BELLE — Ordinance No. 594 regarding landlord registration passed as written during the Sept. 8 Belle Board of Aldermen meeting after its second reading, despite a community member’s …
BELLE — Ordinance No. 594 regarding landlord registration passed as written during the Sept. 8 Belle Board of Aldermen meeting after its second reading, despite a community member’s suggestions to revise wording
“I have read it and agree with it for the most part,” said Terry Connors, a city business owner.
The ordinance has been in discussion since April under former mayor Josh Seaver’s administration. Connors, owner of Connor’s Country Lodge, has been adamant about making changes to the ordinance, while adding that he thinks the ordinance is needed and well-written.
“In item number six, talking about ‘a local person to control (landowner inspections), who lives in Belle or within 50 miles of Belle,’ my only concern with that is that some people live several states away,” Connors told aldermen. “Will they have to hire a property manager because they are more than 50 miles away?”
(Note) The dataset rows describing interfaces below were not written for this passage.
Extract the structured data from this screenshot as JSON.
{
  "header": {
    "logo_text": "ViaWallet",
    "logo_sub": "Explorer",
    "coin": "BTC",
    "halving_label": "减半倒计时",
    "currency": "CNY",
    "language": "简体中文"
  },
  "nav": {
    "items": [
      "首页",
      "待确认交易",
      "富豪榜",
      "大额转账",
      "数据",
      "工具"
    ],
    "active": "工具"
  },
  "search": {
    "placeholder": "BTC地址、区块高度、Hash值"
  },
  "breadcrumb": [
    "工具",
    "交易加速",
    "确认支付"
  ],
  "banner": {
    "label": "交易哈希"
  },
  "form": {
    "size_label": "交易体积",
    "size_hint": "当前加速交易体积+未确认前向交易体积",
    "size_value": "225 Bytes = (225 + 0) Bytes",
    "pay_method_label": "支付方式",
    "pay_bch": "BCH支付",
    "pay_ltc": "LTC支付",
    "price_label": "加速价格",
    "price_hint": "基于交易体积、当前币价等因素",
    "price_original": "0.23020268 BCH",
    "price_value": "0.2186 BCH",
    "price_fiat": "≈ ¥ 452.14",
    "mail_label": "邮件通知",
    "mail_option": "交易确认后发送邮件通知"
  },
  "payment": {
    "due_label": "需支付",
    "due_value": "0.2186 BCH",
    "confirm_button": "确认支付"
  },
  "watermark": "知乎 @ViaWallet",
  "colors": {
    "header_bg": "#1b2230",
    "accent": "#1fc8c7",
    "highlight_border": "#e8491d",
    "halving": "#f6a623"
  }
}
He also added suggestions to the wording of the ordinance that included revising the $25 fine per day for failure to register.
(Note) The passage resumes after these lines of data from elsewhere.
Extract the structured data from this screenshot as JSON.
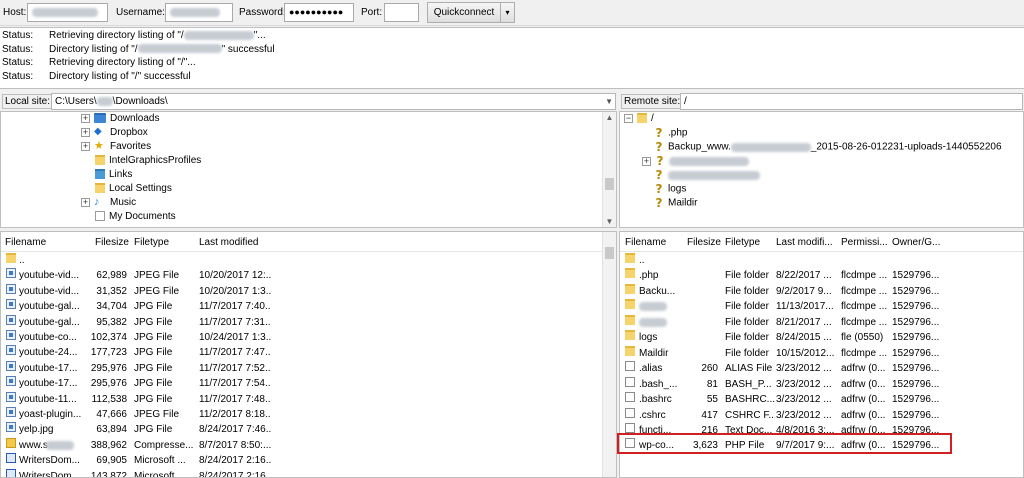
{
  "quickconnect": {
    "host_label": "Host:",
    "username_label": "Username:",
    "password_label": "Password:",
    "password_value": "●●●●●●●●●●",
    "port_label": "Port:",
    "port_value": "",
    "button": "Quickconnect",
    "dropdown": "▾"
  },
  "log": [
    {
      "key": "Status:",
      "pre": "Retrieving directory listing of \"/",
      "post": "\"..."
    },
    {
      "key": "Status:",
      "pre": "Directory listing of \"/",
      "post": "\" successful"
    },
    {
      "key": "Status:",
      "pre": "Retrieving directory listing of \"/\"...",
      "post": ""
    },
    {
      "key": "Status:",
      "pre": "Directory listing of \"/\" successful",
      "post": ""
    }
  ],
  "local_site": {
    "label": "Local site:",
    "path_prefix": "C:\\Users\\",
    "path_suffix": "\\Downloads\\",
    "tree": [
      "Downloads",
      "Dropbox",
      "Favorites",
      "IntelGraphicsProfiles",
      "Links",
      "Local Settings",
      "Music",
      "My Documents"
    ],
    "columns": [
      "Filename",
      "Filesize",
      "Filetype",
      "Last modified"
    ],
    "files": [
      {
        "name": "..",
        "size": "",
        "type": "",
        "modified": "",
        "icon": "folder"
      },
      {
        "name": "youtube-vid...",
        "size": "62,989",
        "type": "JPEG File",
        "modified": "10/20/2017 12:...",
        "icon": "jpg"
      },
      {
        "name": "youtube-vid...",
        "size": "31,352",
        "type": "JPEG File",
        "modified": "10/20/2017 1:3...",
        "icon": "jpg"
      },
      {
        "name": "youtube-gal...",
        "size": "34,704",
        "type": "JPG File",
        "modified": "11/7/2017 7:40...",
        "icon": "jpg"
      },
      {
        "name": "youtube-gal...",
        "size": "95,382",
        "type": "JPG File",
        "modified": "11/7/2017 7:31...",
        "icon": "jpg"
      },
      {
        "name": "youtube-co...",
        "size": "102,374",
        "type": "JPG File",
        "modified": "10/24/2017 1:3...",
        "icon": "jpg"
      },
      {
        "name": "youtube-24...",
        "size": "177,723",
        "type": "JPG File",
        "modified": "11/7/2017 7:47...",
        "icon": "jpg"
      },
      {
        "name": "youtube-17...",
        "size": "295,976",
        "type": "JPG File",
        "modified": "11/7/2017 7:52...",
        "icon": "jpg"
      },
      {
        "name": "youtube-17...",
        "size": "295,976",
        "type": "JPG File",
        "modified": "11/7/2017 7:54...",
        "icon": "jpg"
      },
      {
        "name": "youtube-11...",
        "size": "112,538",
        "type": "JPG File",
        "modified": "11/7/2017 7:48...",
        "icon": "jpg"
      },
      {
        "name": "yoast-plugin...",
        "size": "47,666",
        "type": "JPEG File",
        "modified": "11/2/2017 8:18...",
        "icon": "jpg"
      },
      {
        "name": "yelp.jpg",
        "size": "63,894",
        "type": "JPG File",
        "modified": "8/24/2017 7:46...",
        "icon": "jpg"
      },
      {
        "name": "www.s",
        "size": "388,962",
        "type": "Compresse...",
        "modified": "8/7/2017 8:50:...",
        "icon": "zip"
      },
      {
        "name": "WritersDom...",
        "size": "69,905",
        "type": "Microsoft ...",
        "modified": "8/24/2017 2:16...",
        "icon": "doc"
      },
      {
        "name": "WritersDom...",
        "size": "143,872",
        "type": "Microsoft ...",
        "modified": "8/24/2017 2:16...",
        "icon": "doc"
      }
    ]
  },
  "remote_site": {
    "label": "Remote site:",
    "path": "/",
    "tree": {
      "root": "/",
      "items": [
        ".php",
        "Backup_www.",
        "_2015-08-26-012231-uploads-1440552206",
        "logs",
        "Maildir"
      ]
    },
    "columns": [
      "Filename",
      "Filesize",
      "Filetype",
      "Last modifi...",
      "Permissi...",
      "Owner/G..."
    ],
    "files": [
      {
        "name": "..",
        "size": "",
        "type": "",
        "modified": "",
        "perm": "",
        "owner": "",
        "icon": "folder"
      },
      {
        "name": ".php",
        "size": "",
        "type": "File folder",
        "modified": "8/22/2017 ...",
        "perm": "flcdmpe ...",
        "owner": "1529796...",
        "icon": "folder"
      },
      {
        "name": "Backu...",
        "size": "",
        "type": "File folder",
        "modified": "9/2/2017 9...",
        "perm": "flcdmpe ...",
        "owner": "1529796...",
        "icon": "folder"
      },
      {
        "name": "",
        "size": "",
        "type": "File folder",
        "modified": "11/13/2017...",
        "perm": "flcdmpe ...",
        "owner": "1529796...",
        "icon": "folder"
      },
      {
        "name": "",
        "size": "",
        "type": "File folder",
        "modified": "8/21/2017 ...",
        "perm": "flcdmpe ...",
        "owner": "1529796...",
        "icon": "folder"
      },
      {
        "name": "logs",
        "size": "",
        "type": "File folder",
        "modified": "8/24/2015 ...",
        "perm": "fle (0550)",
        "owner": "1529796...",
        "icon": "folder"
      },
      {
        "name": "Maildir",
        "size": "",
        "type": "File folder",
        "modified": "10/15/2012...",
        "perm": "flcdmpe ...",
        "owner": "1529796...",
        "icon": "folder"
      },
      {
        "name": ".alias",
        "size": "260",
        "type": "ALIAS File",
        "modified": "3/23/2012 ...",
        "perm": "adfrw (0...",
        "owner": "1529796...",
        "icon": "file"
      },
      {
        "name": ".bash_...",
        "size": "81",
        "type": "BASH_P...",
        "modified": "3/23/2012 ...",
        "perm": "adfrw (0...",
        "owner": "1529796...",
        "icon": "file"
      },
      {
        "name": ".bashrc",
        "size": "55",
        "type": "BASHRC...",
        "modified": "3/23/2012 ...",
        "perm": "adfrw (0...",
        "owner": "1529796...",
        "icon": "file"
      },
      {
        "name": ".cshrc",
        "size": "417",
        "type": "CSHRC F...",
        "modified": "3/23/2012 ...",
        "perm": "adfrw (0...",
        "owner": "1529796...",
        "icon": "file"
      },
      {
        "name": "functi...",
        "size": "216",
        "type": "Text Doc...",
        "modified": "4/8/2016 3:...",
        "perm": "adfrw (0...",
        "owner": "1529796...",
        "icon": "file"
      },
      {
        "name": "wp-co...",
        "size": "3,623",
        "type": "PHP File",
        "modified": "9/7/2017 9:...",
        "perm": "adfrw (0...",
        "owner": "1529796...",
        "icon": "file"
      }
    ]
  },
  "colors": {
    "highlight": "#d21f1f",
    "folder": "#f6d36b"
  }
}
“I recommend the word ‘fine’ be changed to ‘late fee’ and ‘per day’ be scratched off,” Connors said.
He added that the line item saying “the city administrator shall notify the landowner” should be more specific about how they would reach out. He thinks people will say they didn’t know.
“If the city ordinance passes, I think that a $25 per day fine is adequate,” Alderman Tony Gieck said after listening to the first few suggestions. “If I am only going to fine someone a flat $25, and not every day, they can take all year to pay it.”
Connors said it could be more than $25.
“You could change that to $50, especially when it is being sent certified mail,” Connors said.
Gieck agreed that they could, but if the landlord sees that they are going to be charged $25 per day, they will come in and pay it. Connors argued that they may not be able to do that legally.
“It seems to me the only thing, like if you have 10 days to reply after they are notified, then hit them with a second offense, double or triple the amount. Then maybe the third offense,” Connors said.
Gieck also questioned why they would change the wording from “fine” to “late fee.” Connors said he doesn’t want a landlord to come back on the city. Alderman Jeanette Struemph said changing the wording would make the notice incorrect.
“How do you classify it as a late fee when it is actually a fine — if you violate it, it’s a fine,” Struemph said. “If they haven’t followed through, it’s still a fine. It’s not a late fee. A late fee is ‘I get charged this amount because I didn’t pay my water bill on time.’ This is a fine because you are already in violation.”
Connors said his suggestions were for consideration.
“But if we start using words like ‘subsequent, violation, and ordinance’ you are getting into the judicial process and we don’t have the ability to do that,” Connors said.
As a city municipality, aldermen passing an ordinance is like passing a bill — law for the city. Alderman Sundi Jo Graham asked Connors why he thought the city wouldn’t have the ability to enforce an ordinance that they pass.
“These ordinances are from other cities that have this,” Gieck said. “If this is illegal, why would other cities have this?”
Connors said he isn’t saying the ordinance isn’t illegal, just that 10 days should be 10 business days, and that the ordinance should be more refined.
“You have 30 days after you acquire that property,” Gieck said. “Then another 10 days after being notified that you are late. Technically they have 40 days.”
“It doesn’t matter,” Connors said. “We are trying to do right by the people. That’s all I am saying. Just consider how it is phrased. I am not arguing against it, and I think it is well-written, I just think we should consider a few changes.”
The board passed the ordinance as written later in the meeting with a 4-0 vote.